“You name it, we had it,” Kline Burger said.
Making these 400-plus masks takes a lot of time out of her day, but not as much as it did when she first started. In the beginning, making one mask took about 30 minutes. Now, she can get it done a lot faster.
Before donating, the fabric is washed, folded and put into a clean bag.
Kline Burger makes a three-layer mask of cotton, with an open slit for a tissue or coffee filter, and with fold-over elastic instead of the usual, regular elastic.
“Fold-over elastic is soft and doesn’t go in the crevice of your ear,” Kline Burger said.
Another elastic she likes using is a material that is two inches wide and rolls up. Kline Burger also plans to use vinyl for some masks in the future.
“There is a piece of vinyl that gets a button on either side, and it goes in the back of the mask, and it holds it away from your ear piece,” Kline Burger said. “I can’t wait to turn on my embroidery machine because I think it makes like 12 at a time.”
Kline Burger is always trying to include requests from doctors and nurses on what they would like in a mask. The latest innovation is having a piece of cotton right at the nose piece to lift it away from the nose so glasses do not get foggy.
Without her husband, Kline Burger said, she would not be able to do all the work she has been able to do.
“I’d like to thank my husband because he has really picked up everything else around here and made it easy for me to do this,” she said. “Without him, I can’t leave the house. He does everything else.”
Kline Burger started making these masks almost six weeks ago; that’s many weeks of nonstop work. She has even started sewing in her sleep, she joked. But all that work comes with pride and a feeling of accomplishment. Making these masks has had an emotional impact on Kline Burger, one that involves personal fulfillment.

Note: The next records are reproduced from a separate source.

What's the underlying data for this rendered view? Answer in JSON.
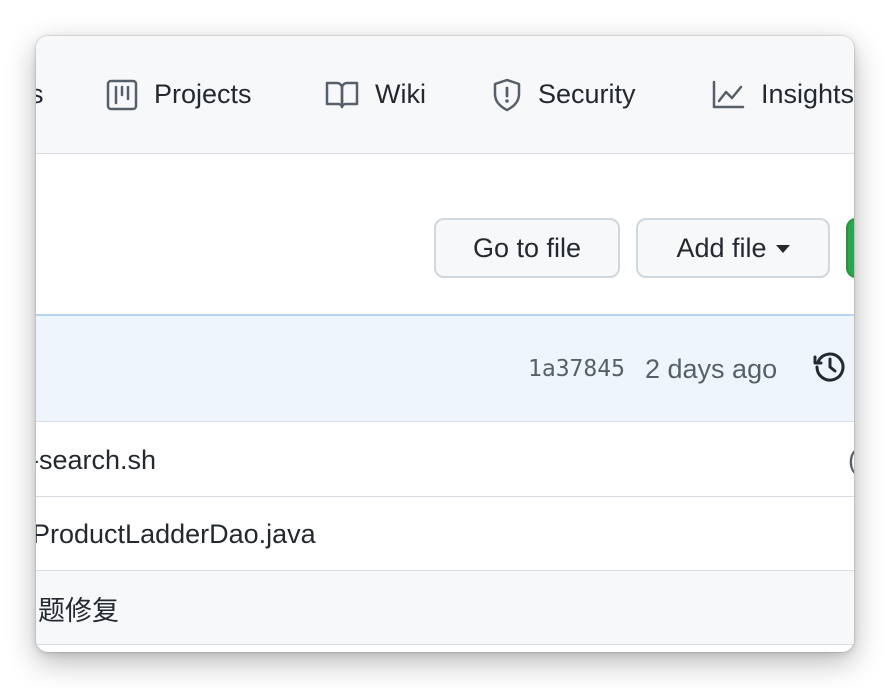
{
  "nav": {
    "items": [
      {
        "label": "s",
        "icon": "unknown-icon"
      },
      {
        "label": "Projects",
        "icon": "project-board-icon"
      },
      {
        "label": "Wiki",
        "icon": "book-icon"
      },
      {
        "label": "Security",
        "icon": "shield-icon"
      },
      {
        "label": "Insights",
        "icon": "graph-icon"
      }
    ]
  },
  "actions": {
    "go_to_file": "Go to file",
    "add_file": "Add file"
  },
  "commit": {
    "sha": "1a37845",
    "time_ago": "2 days ago",
    "icon": "history-icon"
  },
  "files": [
    {
      "name": "-search.sh",
      "trail": "("
    },
    {
      "name": "ProductLadderDao.java",
      "trail": ""
    },
    {
      "name": "题修复",
      "trail": ""
    }
  ],
  "colors": {
    "nav_bg": "#f6f8fa",
    "commit_bg": "#eef5fd",
    "primary_green": "#2da44e",
    "text": "#24292f",
    "muted": "#57606a"
  }
}
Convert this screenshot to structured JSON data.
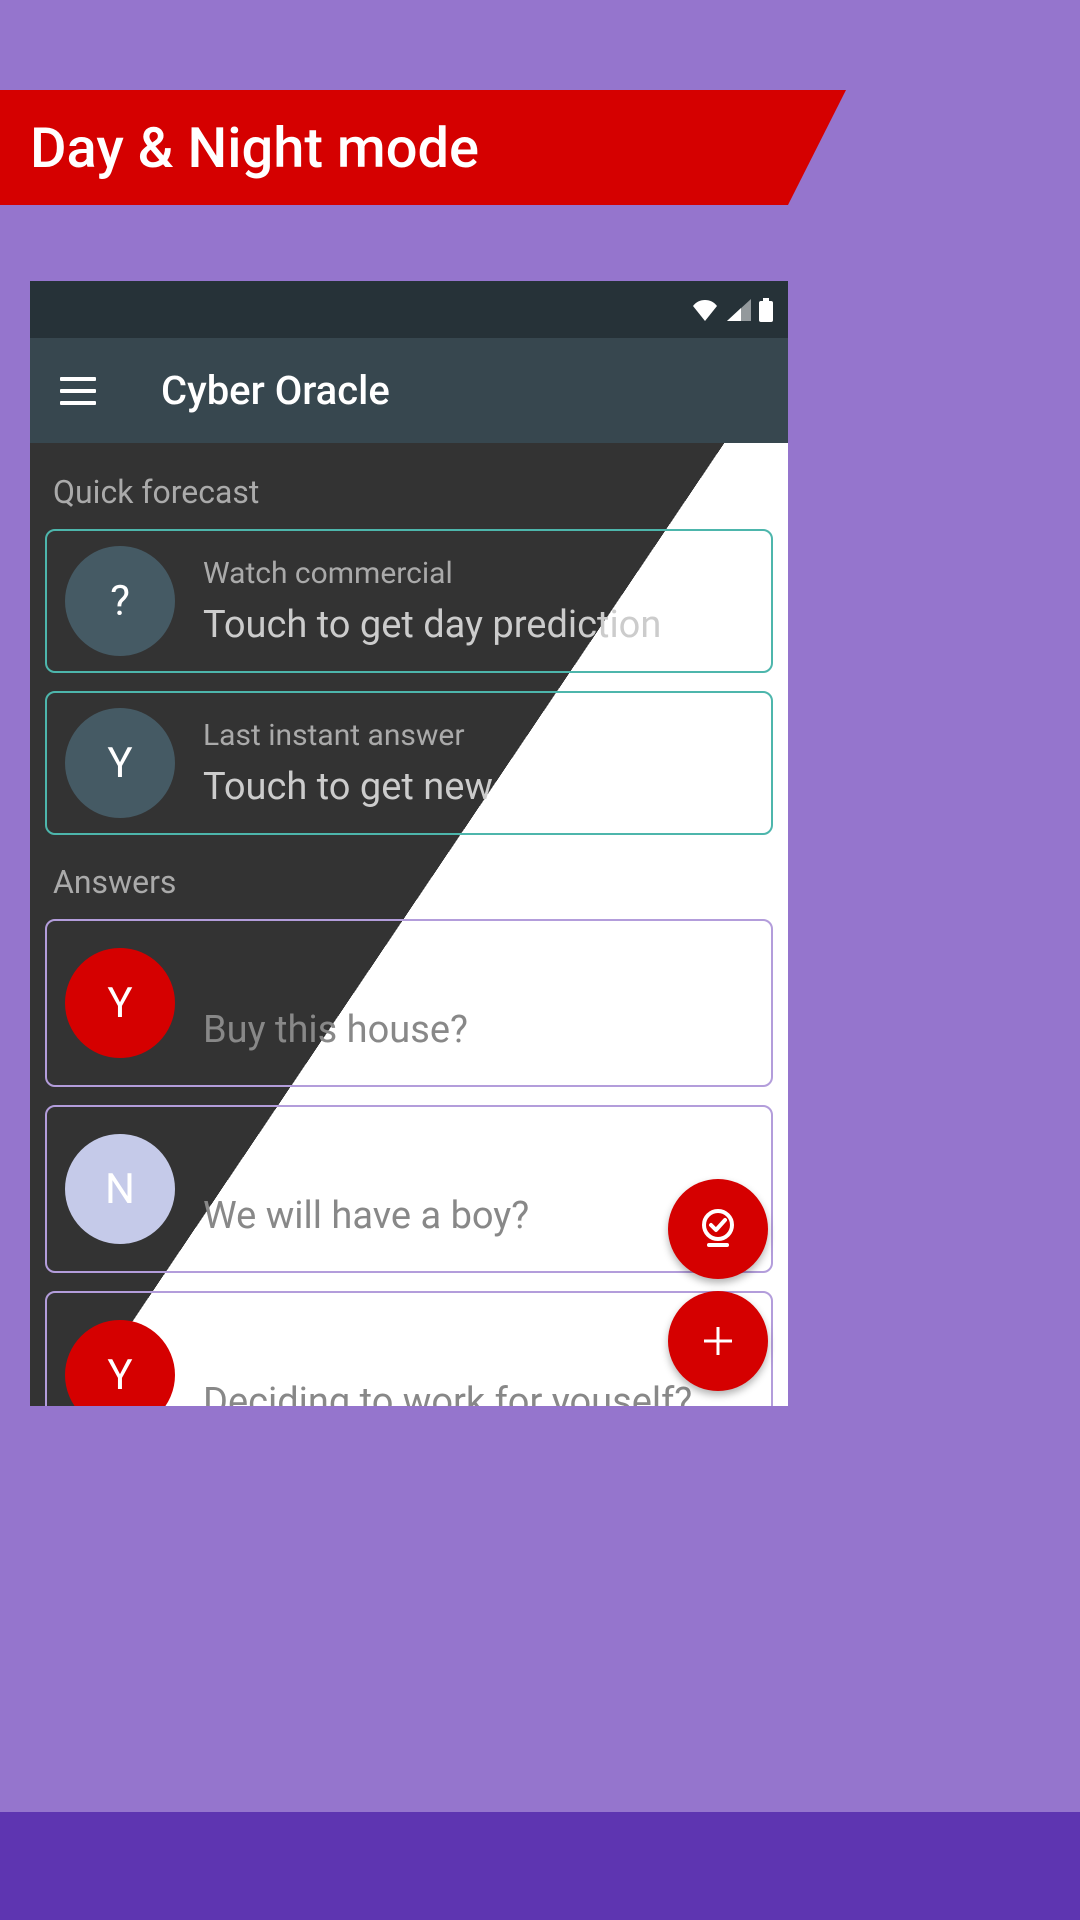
{
  "banner": {
    "title": "Day & Night mode"
  },
  "app": {
    "title": "Cyber Oracle"
  },
  "sections": {
    "quick_forecast": {
      "label": "Quick forecast",
      "cards": [
        {
          "circle_letter": "?",
          "small": "Watch commercial",
          "big": "Touch to get day prediction"
        },
        {
          "circle_letter": "Y",
          "small": "Last instant answer",
          "big": "Touch to get new"
        }
      ]
    },
    "answers": {
      "label": "Answers",
      "items": [
        {
          "circle_letter": "Y",
          "circle_color": "red",
          "text": "Buy this house?"
        },
        {
          "circle_letter": "N",
          "circle_color": "lav",
          "text": "We will have a boy?"
        },
        {
          "circle_letter": "Y",
          "circle_color": "red",
          "text": "Deciding to work for youself?"
        }
      ]
    }
  },
  "fab": {
    "check": "check",
    "add": "add"
  }
}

“I think [making masks is] the first time since I have not been working that I have a purpose,” Kline Burger said. “I really feel like I am able to do something for someone again.”